How a Fed inflation hawk changed his mind
By Ann Saphir
CHICAGO (Reuters) - Narayana Kocherlakota surprised economists around the world last month when he called on the U.S. central bank to hold interest rates near zero, possibly for several years to come.
One of the newest members of the Federal Reserve's top table had been seen by many in financial markets as one of its more inflation-focused "hawks."
Only six months earlier, the head of the Minneapolis Fed had been calling for a tightening of monetary policy by the end of this year.
So it was considered an unusually swift about-face when Kocherlakota proposed keeping the Fed's benchmark rate near zero until unemployment is brought way below its current level.
For those who know him well, it was no surprise.
"Narayana was a very independent student. That was something I saw at a very young age," said Lars Peter Hansen, a professor at the University of Chicago, where Kocherlakota completed his dissertation at age 23, having entered Princeton University just before his 16th birthday.
"I've never really seen him as a person who is rigid."

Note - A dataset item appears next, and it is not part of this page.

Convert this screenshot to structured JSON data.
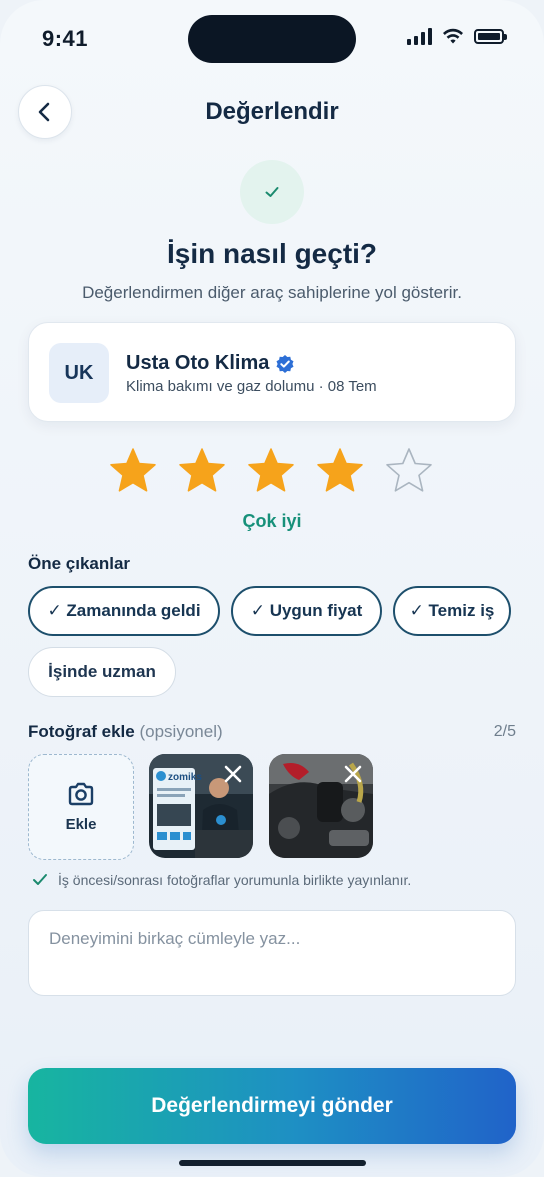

Kocherlakota was unusually eclectic in his research and he jumped from one discipline to another with ease, Hansen said. Continued...